A review of the small pelagics fishery resources of the Dutch Caribbean and adjacent areas
This deskstudy gives a review of small pelagic fish species and fisheries in the Dutch Caribbean, specifically species which distributions exceed the national boundaries and where international cooperation in research and management is required. The need for this study was recently identified as a high priority action in the 2010 EEZ management plan written for the Dutch Ministry of Economic Affairs. A list of schooling pelagic species with maximum sizes of 40 cm was prepared, based on the occurrence in waters deeper than 200m, in the Dutch Caribbean and Wider Caribbean Area. As a next step the (importance for) the fisheries and biology is described with a focus on the following four species (groups): Sardines (Sardinella aurita), Scads (Carangidae), Anchovy (Engraulidae) and Flyingfishes, in particular Hirundichthys speculiger and Cheilopogon cyanopterus. A fifth group, consisting of clupeids (Clupidae) and halfbeaks (Hemiramphidae) are not truly pelagic because of their association with reefs and coastal distribution, but are locally abundant and important as bait fish.

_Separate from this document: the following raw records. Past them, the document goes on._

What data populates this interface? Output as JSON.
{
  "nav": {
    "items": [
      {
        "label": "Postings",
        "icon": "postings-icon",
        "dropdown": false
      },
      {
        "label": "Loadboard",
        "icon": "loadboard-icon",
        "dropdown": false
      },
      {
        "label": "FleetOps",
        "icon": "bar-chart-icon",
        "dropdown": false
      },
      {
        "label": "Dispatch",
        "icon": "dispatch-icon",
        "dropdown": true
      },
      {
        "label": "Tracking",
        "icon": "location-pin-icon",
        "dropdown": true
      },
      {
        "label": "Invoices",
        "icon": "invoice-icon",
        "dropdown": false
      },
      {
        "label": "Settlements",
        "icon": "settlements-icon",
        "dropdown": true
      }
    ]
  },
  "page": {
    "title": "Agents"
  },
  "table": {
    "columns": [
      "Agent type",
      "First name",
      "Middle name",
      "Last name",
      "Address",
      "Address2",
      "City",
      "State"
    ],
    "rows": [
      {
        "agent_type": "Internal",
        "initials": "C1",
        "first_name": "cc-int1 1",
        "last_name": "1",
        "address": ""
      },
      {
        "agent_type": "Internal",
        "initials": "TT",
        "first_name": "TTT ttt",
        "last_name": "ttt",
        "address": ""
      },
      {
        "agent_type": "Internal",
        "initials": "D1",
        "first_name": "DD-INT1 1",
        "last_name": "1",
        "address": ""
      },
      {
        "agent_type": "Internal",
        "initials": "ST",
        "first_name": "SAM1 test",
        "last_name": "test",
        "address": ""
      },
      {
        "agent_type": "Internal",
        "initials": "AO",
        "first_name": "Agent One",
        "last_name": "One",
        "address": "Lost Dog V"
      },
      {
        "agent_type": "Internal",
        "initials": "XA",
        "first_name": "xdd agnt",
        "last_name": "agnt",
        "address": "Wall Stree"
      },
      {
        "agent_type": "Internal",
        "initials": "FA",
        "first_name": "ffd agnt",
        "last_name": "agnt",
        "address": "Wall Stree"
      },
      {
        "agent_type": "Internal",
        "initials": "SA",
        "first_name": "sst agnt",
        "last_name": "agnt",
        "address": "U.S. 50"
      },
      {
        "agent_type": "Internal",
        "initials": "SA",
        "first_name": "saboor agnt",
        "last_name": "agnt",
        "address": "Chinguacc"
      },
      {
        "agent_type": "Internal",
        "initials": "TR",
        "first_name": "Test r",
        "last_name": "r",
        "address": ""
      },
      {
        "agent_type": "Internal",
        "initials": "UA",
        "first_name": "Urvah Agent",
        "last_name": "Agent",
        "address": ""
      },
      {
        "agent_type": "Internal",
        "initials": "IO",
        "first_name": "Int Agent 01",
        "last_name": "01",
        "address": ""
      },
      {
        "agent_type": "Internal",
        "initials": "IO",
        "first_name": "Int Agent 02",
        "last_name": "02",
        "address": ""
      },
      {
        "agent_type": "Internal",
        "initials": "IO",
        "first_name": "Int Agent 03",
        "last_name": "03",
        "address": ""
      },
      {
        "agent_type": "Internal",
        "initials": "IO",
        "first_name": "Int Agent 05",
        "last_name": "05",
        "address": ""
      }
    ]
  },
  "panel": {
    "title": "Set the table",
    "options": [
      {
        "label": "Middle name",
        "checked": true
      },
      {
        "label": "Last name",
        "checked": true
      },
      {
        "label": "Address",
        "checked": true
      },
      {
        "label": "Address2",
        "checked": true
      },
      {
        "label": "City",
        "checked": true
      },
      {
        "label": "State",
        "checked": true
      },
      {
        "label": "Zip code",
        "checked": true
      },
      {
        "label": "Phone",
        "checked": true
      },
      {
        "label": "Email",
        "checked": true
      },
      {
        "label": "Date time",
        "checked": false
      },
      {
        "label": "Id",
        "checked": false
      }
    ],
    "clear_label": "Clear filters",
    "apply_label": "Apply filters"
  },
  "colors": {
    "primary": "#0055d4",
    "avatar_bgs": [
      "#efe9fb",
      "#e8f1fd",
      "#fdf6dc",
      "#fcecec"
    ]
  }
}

From a management perspective, small pelagic fish in the Caribbean can be divided into three groups: (1) Species with pelagic behaviour, but coastally bound. 10-20 species, wide spread in the region, locally abundant and targeted as bait fish. This group consists of Carangidae, Clupeidae, Engraulidae and Hemiramphidae. These can be monitored in local sea going surveys because the species are more or less coastal (<less than 20 km). However, catches of small pelagic species are not monitored or surveyed, hence it is often not clear what species are involved. An appropriate survey method to monitor abundance of schooling pelagic fish is echo integration. (2) True pelagic (oceanic) species: all flying fishes, wide spread in the region. Heavily targeted as bait fish, locally for human consumption (Barbados). They are clearly crossing boundaries of EEZ’s in the region. The species involved are wide spread and due to their behaviour difficult to monitor by means of a fisheries independent, sea going survey. (3) Sardinella aurita, off shore distribution, limited to an area of upwelling off the coast of Venezuela. The monitoring of the stock is a Venezuelan appointment, although at the margins, some EEC boundaries are crossed (Columbian, Dutch).
Given the importance for the ecosystem from a Dutch perspective the main focus for further research in the Dutch EEZ, should be given to coastal pelagic species in the pelagic area’s adjacent to coastal reef zones around the archipelagos. This implies no international coordination for this group in the executional phase of the survey. The second group – flyingfishes - requires more international cooperation. This group should be surveyed within ecosystem focussed surveys, running multiple methodologies like visual observations of birds and mammals, biological sampling of fish and hydrographical observations.
The potential for a small pelagic fishery in the Dutch EEZ is discussed. Direct consumption of small pelagic fish, rather than using it in the reduction sector, is more efficient from a biological and an economical point of view. For the Dutch EEZ, as a first step a (bio-)economic study into the potential of the development of a sustainable fishery for small pelagic fish in the Dutch EEZ could be initiated. The flyingfish fishery in Barbados could be used as an example or a reference. Depending on the presence of local pelagic resources, such a study should not merely focus on flying fish but should include all small pelagic fish. The Barbados flying fish fishery could also be used as an example for a local experimental fisheries project.
Finally it is recommended to start collecting data in the pelagic area’s adjacent to coastal reef zones by yearly fisheries independent sea going surveys. The best survey technique for small pelagic fish is fisheries acoustics. However, a holistic approach, incorporating observations of multiple trophic levels, using different strategies within a single survey would be highly preferable. This means that such a survey should be combined with systematic visual observations of seabirds and cetaceans as well as the collection of zooplankton and environmental data.